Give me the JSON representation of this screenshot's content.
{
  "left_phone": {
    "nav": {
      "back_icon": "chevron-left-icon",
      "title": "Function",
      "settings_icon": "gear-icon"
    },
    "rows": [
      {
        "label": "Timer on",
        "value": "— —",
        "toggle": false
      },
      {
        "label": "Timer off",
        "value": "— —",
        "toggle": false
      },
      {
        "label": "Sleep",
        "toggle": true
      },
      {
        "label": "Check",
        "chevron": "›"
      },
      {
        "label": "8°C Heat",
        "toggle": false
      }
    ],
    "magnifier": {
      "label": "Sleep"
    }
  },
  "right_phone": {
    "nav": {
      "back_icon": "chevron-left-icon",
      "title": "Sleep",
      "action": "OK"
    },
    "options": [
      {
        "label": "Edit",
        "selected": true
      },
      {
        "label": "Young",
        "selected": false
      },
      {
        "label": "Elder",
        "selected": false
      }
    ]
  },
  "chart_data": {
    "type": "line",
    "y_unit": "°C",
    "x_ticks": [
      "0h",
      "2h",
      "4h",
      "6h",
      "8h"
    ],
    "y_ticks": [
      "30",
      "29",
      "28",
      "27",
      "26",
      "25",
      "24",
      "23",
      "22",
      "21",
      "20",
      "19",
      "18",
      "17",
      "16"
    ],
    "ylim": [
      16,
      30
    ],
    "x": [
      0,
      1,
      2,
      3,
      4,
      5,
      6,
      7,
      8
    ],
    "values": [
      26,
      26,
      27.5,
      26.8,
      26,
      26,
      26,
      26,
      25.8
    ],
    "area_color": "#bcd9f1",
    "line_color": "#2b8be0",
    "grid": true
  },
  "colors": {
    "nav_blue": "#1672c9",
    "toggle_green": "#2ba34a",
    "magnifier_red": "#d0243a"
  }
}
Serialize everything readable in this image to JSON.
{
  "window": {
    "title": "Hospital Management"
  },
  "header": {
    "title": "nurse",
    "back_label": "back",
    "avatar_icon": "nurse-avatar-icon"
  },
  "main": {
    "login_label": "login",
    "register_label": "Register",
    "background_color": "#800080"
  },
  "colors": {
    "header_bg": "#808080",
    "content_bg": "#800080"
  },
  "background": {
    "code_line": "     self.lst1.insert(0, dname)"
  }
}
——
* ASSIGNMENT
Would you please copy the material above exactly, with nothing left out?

* ANSWER SECTION
Give me the JSON representation of this screenshot's content.
{
  "left_phone": {
    "nav": {
      "back_icon": "chevron-left-icon",
      "title": "Function",
      "settings_icon": "gear-icon"
    },
    "rows": [
      {
        "label": "Timer on",
        "value": "— —",
        "toggle": false
      },
      {
        "label": "Timer off",
        "value": "— —",
        "toggle": false
      },
      {
        "label": "Sleep",
        "toggle": true
      },
      {
        "label": "Check",
        "chevron": "›"
      },
      {
        "label": "8°C Heat",
        "toggle": false
      }
    ],
    "magnifier": {
      "label": "Sleep"
    }
  },
  "right_phone": {
    "nav": {
      "back_icon": "chevron-left-icon",
      "title": "Sleep",
      "action": "OK"
    },
    "options": [
      {
        "label": "Edit",
        "selected": true
      },
      {
        "label": "Young",
        "selected": false
      },
      {
        "label": "Elder",
        "selected": false
      }
    ]
  },
  "chart_data": {
    "type": "line",
    "y_unit": "°C",
    "x_ticks": [
      "0h",
      "2h",
      "4h",
      "6h",
      "8h"
    ],
    "y_ticks": [
      "30",
      "29",
      "28",
      "27",
      "26",
      "25",
      "24",
      "23",
      "22",
      "21",
      "20",
      "19",
      "18",
      "17",
      "16"
    ],
    "ylim": [
      16,
      30
    ],
    "x": [
      0,
      1,
      2,
      3,
      4,
      5,
      6,
      7,
      8
    ],
    "values": [
      26,
      26,
      27.5,
      26.8,
      26,
      26,
      26,
      26,
      25.8
    ],
    "area_color": "#bcd9f1",
    "line_color": "#2b8be0",
    "grid": true
  },
  "colors": {
    "nav_blue": "#1672c9",
    "toggle_green": "#2ba34a",
    "magnifier_red": "#d0243a"
  }
}
Serialize everything readable in this image to JSON.
{
  "window": {
    "title": "Hospital Management"
  },
  "header": {
    "title": "nurse",
    "back_label": "back",
    "avatar_icon": "nurse-avatar-icon"
  },
  "main": {
    "login_label": "login",
    "register_label": "Register",
    "background_color": "#800080"
  },
  "colors": {
    "header_bg": "#808080",
    "content_bg": "#800080"
  },
  "background": {
    "code_line": "     self.lst1.insert(0, dname)"
  }
}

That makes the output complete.